## Task instructions:
Go through the records underneath and write each one out again exactly.

------------------------------------------------

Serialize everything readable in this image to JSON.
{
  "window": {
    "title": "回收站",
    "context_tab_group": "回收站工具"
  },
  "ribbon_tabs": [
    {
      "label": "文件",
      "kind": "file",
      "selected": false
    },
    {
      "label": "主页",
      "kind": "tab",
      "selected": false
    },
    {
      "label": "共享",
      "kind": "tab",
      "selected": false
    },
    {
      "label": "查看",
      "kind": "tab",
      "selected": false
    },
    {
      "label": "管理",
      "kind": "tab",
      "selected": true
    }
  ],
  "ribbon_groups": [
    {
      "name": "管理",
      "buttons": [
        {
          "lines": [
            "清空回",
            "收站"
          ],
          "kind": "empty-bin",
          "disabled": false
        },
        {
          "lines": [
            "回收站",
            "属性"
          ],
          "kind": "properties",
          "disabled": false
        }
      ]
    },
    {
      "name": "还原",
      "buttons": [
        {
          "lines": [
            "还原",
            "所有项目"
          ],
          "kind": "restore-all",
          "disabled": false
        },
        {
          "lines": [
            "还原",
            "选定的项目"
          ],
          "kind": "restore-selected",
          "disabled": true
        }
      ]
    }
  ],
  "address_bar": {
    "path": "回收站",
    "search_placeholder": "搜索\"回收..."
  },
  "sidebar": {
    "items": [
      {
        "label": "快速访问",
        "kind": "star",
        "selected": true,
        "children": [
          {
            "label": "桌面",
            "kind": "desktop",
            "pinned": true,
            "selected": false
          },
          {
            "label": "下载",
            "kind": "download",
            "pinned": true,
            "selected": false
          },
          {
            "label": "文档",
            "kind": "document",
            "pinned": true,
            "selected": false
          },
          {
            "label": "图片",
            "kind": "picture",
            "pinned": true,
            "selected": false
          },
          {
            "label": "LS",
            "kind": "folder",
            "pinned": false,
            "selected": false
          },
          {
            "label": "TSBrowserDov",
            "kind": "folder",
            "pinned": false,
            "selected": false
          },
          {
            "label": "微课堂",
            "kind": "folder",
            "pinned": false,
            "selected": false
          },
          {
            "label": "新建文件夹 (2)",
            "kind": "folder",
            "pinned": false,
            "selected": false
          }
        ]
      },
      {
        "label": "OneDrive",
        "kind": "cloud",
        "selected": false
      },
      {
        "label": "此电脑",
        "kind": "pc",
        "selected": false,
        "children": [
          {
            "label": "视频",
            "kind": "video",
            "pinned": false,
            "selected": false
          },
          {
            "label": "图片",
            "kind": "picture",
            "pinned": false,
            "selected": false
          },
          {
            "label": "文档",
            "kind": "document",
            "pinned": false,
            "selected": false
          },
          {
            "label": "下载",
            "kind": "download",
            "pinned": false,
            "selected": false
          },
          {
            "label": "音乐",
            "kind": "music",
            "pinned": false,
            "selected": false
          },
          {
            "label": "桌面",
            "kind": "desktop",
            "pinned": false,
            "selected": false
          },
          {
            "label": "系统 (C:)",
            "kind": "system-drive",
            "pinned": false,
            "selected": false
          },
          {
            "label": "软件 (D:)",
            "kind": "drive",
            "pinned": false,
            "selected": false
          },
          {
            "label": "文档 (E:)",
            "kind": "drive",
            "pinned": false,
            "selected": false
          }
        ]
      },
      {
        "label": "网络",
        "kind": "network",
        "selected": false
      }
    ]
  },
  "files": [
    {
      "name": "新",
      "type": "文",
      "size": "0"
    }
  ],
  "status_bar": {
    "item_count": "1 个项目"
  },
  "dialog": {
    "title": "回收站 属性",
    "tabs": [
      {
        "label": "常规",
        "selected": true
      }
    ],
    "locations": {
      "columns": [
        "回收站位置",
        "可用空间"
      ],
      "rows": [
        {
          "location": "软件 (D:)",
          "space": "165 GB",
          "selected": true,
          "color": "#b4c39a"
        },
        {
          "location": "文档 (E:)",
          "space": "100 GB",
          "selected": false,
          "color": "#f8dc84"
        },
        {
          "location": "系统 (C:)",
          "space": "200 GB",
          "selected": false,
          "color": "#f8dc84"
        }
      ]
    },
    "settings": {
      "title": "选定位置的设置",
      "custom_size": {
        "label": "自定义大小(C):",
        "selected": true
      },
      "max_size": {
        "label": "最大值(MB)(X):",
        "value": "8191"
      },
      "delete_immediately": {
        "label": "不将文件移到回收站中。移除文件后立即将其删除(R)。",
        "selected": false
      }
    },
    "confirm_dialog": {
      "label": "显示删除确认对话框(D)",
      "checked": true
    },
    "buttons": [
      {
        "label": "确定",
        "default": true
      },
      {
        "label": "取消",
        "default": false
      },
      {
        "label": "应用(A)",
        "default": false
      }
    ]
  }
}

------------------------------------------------

## Output below:
Serialize everything readable in this image to JSON.
{
  "window": {
    "title": "回收站",
    "context_tab_group": "回收站工具"
  },
  "ribbon_tabs": [
    {
      "label": "文件",
      "kind": "file",
      "selected": false
    },
    {
      "label": "主页",
      "kind": "tab",
      "selected": false
    },
    {
      "label": "共享",
      "kind": "tab",
      "selected": false
    },
    {
      "label": "查看",
      "kind": "tab",
      "selected": false
    },
    {
      "label": "管理",
      "kind": "tab",
      "selected": true
    }
  ],
  "ribbon_groups": [
    {
      "name": "管理",
      "buttons": [
        {
          "lines": [
            "清空回",
            "收站"
          ],
          "kind": "empty-bin",
          "disabled": false
        },
        {
          "lines": [
            "回收站",
            "属性"
          ],
          "kind": "properties",
          "disabled": false
        }
      ]
    },
    {
      "name": "还原",
      "buttons": [
        {
          "lines": [
            "还原",
            "所有项目"
          ],
          "kind": "restore-all",
          "disabled": false
        },
        {
          "lines": [
            "还原",
            "选定的项目"
          ],
          "kind": "restore-selected",
          "disabled": true
        }
      ]
    }
  ],
  "address_bar": {
    "path": "回收站",
    "search_placeholder": "搜索\"回收..."
  },
  "sidebar": {
    "items": [
      {
        "label": "快速访问",
        "kind": "star",
        "selected": true,
        "children": [
          {
            "label": "桌面",
            "kind": "desktop",
            "pinned": true,
            "selected": false
          },
          {
            "label": "下载",
            "kind": "download",
            "pinned": true,
            "selected": false
          },
          {
            "label": "文档",
            "kind": "document",
            "pinned": true,
            "selected": false
          },
          {
            "label": "图片",
            "kind": "picture",
            "pinned": true,
            "selected": false
          },
          {
            "label": "LS",
            "kind": "folder",
            "pinned": false,
            "selected": false
          },
          {
            "label": "TSBrowserDov",
            "kind": "folder",
            "pinned": false,
            "selected": false
          },
          {
            "label": "微课堂",
            "kind": "folder",
            "pinned": false,
            "selected": false
          },
          {
            "label": "新建文件夹 (2)",
            "kind": "folder",
            "pinned": false,
            "selected": false
          }
        ]
      },
      {
        "label": "OneDrive",
        "kind": "cloud",
        "selected": false
      },
      {
        "label": "此电脑",
        "kind": "pc",
        "selected": false,
        "children": [
          {
            "label": "视频",
            "kind": "video",
            "pinned": false,
            "selected": false
          },
          {
            "label": "图片",
            "kind": "picture",
            "pinned": false,
            "selected": false
          },
          {
            "label": "文档",
            "kind": "document",
            "pinned": false,
            "selected": false
          },
          {
            "label": "下载",
            "kind": "download",
            "pinned": false,
            "selected": false
          },
          {
            "label": "音乐",
            "kind": "music",
            "pinned": false,
            "selected": false
          },
          {
            "label": "桌面",
            "kind": "desktop",
            "pinned": false,
            "selected": false
          },
          {
            "label": "系统 (C:)",
            "kind": "system-drive",
            "pinned": false,
            "selected": false
          },
          {
            "label": "软件 (D:)",
            "kind": "drive",
            "pinned": false,
            "selected": false
          },
          {
            "label": "文档 (E:)",
            "kind": "drive",
            "pinned": false,
            "selected": false
          }
        ]
      },
      {
        "label": "网络",
        "kind": "network",
        "selected": false
      }
    ]
  },
  "files": [
    {
      "name": "新",
      "type": "文",
      "size": "0"
    }
  ],
  "status_bar": {
    "item_count": "1 个项目"
  },
  "dialog": {
    "title": "回收站 属性",
    "tabs": [
      {
        "label": "常规",
        "selected": true
      }
    ],
    "locations": {
      "columns": [
        "回收站位置",
        "可用空间"
      ],
      "rows": [
        {
          "location": "软件 (D:)",
          "space": "165 GB",
          "selected": true,
          "color": "#b4c39a"
        },
        {
          "location": "文档 (E:)",
          "space": "100 GB",
          "selected": false,
          "color": "#f8dc84"
        },
        {
          "location": "系统 (C:)",
          "space": "200 GB",
          "selected": false,
          "color": "#f8dc84"
        }
      ]
    },
    "settings": {
      "title": "选定位置的设置",
      "custom_size": {
        "label": "自定义大小(C):",
        "selected": true
      },
      "max_size": {
        "label": "最大值(MB)(X):",
        "value": "8191"
      },
      "delete_immediately": {
        "label": "不将文件移到回收站中。移除文件后立即将其删除(R)。",
        "selected": false
      }
    },
    "confirm_dialog": {
      "label": "显示删除确认对话框(D)",
      "checked": true
    },
    "buttons": [
      {
        "label": "确定",
        "default": true
      },
      {
        "label": "取消",
        "default": false
      },
      {
        "label": "应用(A)",
        "default": false
      }
    ]
  }
}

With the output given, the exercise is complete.